Even in interviews, Brewer comes across an evocative storyteller, sharing anecdotes about the blues musicians who helped inspire ‘’Black Snake Moan’’- the title is taken from a song by bluesman Blind Lemon Jefferson – and displaying an encyclopaedic knowledge of the genre’s history. (His love of music is evident by his next two projects: an “outlaw country music movie” titled ‘’Maggie Lynn’’ and a biopic of African-American country & western star Charley Pride that would reunite Brewer and ‘’Hustle & Flow’’ star Howard.) Brewer is also keen to convey that his latest movie should be viewed a piece of art with a heightened take on reality. “I’m not saying that this is a realistic portrayal of people in the south,” he laughs. “Look at the clothes Rae is wearing, look at the size of the chain. I was inspired by the writings of Tennessee Williams and the short stories of Flannery O’Connor. But the chain and the radiator do mean something – when I’ve kind of lost my mind, I’ve wanted something very solid and immovable in my life to yank me back, to snap some sense into me.”

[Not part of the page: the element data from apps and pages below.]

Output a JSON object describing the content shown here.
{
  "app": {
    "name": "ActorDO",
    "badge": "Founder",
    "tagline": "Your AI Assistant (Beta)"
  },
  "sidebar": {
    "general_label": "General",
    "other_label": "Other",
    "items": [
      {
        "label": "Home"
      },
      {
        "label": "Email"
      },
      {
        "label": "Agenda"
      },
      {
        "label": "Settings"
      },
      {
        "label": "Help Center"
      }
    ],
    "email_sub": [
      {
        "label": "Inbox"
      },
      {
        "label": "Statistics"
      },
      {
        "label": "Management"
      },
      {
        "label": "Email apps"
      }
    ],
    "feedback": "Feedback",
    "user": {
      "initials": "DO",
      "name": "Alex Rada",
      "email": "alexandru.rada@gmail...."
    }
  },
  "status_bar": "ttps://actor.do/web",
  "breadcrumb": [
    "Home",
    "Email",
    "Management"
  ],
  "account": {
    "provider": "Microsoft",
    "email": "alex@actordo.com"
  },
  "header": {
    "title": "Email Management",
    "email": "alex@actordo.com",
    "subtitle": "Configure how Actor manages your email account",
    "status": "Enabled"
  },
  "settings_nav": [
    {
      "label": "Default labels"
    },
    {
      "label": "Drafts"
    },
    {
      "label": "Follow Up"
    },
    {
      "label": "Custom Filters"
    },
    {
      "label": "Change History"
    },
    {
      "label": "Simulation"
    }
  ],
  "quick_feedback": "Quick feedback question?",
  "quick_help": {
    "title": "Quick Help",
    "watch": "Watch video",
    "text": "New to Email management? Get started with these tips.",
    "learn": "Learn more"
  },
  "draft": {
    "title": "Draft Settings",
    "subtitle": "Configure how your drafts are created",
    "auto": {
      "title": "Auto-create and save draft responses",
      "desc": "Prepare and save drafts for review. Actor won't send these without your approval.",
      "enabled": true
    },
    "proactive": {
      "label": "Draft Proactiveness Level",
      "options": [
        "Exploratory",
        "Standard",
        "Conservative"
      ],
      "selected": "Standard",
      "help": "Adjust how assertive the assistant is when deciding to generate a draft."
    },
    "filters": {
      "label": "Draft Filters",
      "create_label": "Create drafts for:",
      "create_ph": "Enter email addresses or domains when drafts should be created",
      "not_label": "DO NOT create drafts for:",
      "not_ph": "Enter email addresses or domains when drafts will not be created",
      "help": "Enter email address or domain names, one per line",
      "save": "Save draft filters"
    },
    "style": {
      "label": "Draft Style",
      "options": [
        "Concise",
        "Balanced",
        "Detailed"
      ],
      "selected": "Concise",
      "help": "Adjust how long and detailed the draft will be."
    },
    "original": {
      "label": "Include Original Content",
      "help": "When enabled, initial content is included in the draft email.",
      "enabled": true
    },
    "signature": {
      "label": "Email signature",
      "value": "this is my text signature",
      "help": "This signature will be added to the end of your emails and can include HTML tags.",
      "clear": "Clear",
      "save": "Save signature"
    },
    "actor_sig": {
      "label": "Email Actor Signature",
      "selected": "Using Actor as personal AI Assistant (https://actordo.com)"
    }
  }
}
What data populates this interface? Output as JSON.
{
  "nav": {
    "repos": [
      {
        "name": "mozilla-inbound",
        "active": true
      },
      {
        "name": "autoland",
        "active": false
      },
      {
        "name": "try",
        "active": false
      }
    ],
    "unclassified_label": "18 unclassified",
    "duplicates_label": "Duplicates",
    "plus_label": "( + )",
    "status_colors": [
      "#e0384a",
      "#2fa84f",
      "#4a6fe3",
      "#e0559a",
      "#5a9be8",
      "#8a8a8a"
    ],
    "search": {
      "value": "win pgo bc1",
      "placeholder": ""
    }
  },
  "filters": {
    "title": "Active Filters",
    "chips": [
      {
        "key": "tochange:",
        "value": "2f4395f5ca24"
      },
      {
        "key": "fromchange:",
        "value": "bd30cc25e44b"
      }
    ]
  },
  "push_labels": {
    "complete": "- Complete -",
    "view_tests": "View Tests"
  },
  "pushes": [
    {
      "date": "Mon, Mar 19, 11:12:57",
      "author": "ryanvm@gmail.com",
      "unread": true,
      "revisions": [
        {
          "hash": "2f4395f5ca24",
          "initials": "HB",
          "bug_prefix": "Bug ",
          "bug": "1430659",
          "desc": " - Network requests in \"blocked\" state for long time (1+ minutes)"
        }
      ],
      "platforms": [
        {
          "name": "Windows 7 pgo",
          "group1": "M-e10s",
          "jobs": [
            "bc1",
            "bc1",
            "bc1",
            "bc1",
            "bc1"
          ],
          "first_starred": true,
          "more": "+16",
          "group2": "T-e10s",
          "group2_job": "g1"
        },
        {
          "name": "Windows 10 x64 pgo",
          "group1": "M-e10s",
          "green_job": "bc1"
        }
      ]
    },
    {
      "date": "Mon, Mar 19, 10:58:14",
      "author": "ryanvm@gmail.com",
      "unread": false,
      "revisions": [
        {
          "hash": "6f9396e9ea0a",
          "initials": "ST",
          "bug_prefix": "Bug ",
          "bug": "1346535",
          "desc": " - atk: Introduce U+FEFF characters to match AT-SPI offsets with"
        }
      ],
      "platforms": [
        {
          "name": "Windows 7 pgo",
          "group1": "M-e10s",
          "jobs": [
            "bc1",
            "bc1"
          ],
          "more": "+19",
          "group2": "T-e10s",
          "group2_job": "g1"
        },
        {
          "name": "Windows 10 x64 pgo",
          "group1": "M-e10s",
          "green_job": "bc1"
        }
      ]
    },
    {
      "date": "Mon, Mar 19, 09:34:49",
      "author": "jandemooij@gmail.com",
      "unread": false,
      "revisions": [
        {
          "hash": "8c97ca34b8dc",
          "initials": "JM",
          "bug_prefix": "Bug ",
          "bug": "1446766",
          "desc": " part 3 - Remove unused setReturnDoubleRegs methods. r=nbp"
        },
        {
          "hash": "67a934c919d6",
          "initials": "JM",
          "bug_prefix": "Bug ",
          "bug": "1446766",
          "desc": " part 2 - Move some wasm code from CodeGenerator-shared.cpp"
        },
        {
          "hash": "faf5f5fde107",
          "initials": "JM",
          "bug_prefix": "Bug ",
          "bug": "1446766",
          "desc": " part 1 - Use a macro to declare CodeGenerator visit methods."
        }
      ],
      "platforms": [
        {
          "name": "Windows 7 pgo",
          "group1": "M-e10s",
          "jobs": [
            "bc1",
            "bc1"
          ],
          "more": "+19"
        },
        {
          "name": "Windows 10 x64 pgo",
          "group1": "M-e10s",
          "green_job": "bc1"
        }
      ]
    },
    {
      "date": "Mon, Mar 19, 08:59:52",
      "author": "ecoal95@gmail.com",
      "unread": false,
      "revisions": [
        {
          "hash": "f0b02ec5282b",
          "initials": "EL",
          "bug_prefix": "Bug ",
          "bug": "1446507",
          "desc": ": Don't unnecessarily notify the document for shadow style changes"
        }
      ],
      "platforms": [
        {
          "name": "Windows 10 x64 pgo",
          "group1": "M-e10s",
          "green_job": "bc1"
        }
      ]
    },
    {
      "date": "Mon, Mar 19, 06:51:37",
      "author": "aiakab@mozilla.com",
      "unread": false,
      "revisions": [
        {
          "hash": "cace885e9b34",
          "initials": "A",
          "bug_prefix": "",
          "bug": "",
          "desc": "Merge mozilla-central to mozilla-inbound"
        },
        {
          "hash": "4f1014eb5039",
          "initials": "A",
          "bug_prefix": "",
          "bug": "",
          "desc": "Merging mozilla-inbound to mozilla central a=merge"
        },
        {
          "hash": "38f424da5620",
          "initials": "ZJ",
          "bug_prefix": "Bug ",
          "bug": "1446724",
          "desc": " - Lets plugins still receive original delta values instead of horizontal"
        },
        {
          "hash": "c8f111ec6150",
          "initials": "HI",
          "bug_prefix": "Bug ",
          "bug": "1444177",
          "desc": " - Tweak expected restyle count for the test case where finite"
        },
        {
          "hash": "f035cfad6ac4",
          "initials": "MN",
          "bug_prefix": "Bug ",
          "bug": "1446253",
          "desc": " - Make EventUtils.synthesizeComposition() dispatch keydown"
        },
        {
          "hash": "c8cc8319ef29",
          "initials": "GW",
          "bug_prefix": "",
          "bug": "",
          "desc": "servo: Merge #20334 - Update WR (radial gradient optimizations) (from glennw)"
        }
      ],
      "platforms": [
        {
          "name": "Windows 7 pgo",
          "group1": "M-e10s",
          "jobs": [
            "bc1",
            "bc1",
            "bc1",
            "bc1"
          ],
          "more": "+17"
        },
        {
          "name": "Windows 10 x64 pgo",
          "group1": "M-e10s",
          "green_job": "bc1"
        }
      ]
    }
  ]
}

For Brewer, his home town of Memphis, Tennessee acts as that “solid and immovable” force, and the themes that have recurred in his two films so far pay tribute to that. “There is something special in the soil in Memphis, Tennessee, something that’s always been there,” he says. “My family always moved around a lot but we were always anchored in Memphis, Tennessee – we were always meaning to go back there. And I was feeling kind of lost in my young adult life but when I moved back to Memphis, all my passions and obsessions came into focus and I started making films there. I did that with a community of musicians, hustlers, drug dealers, strippers, pimps, car thieves – they all wanted to help me make my first movie. And I couldn’t put myself in a position to judge. I didn’t know them on a criminal or immoral level, I just knew them as people. We have people in our families that we can’t help but love, even if they do bad things sometimes. I felt very embraced by this community, and I put that in my films. So I am very aware of those things because I feel that I have personally benefited from those particular qualities in people and communities. Hustle & Flow is about me making that first film – I was trying to shoot it on a video camera, my wife and I had nothing but we were trying to make something out of it. The best things to come out of Memphis make something out of nothing.”
Black Snake Moan opens in cinemas this Thursday.
– GUY DAVIS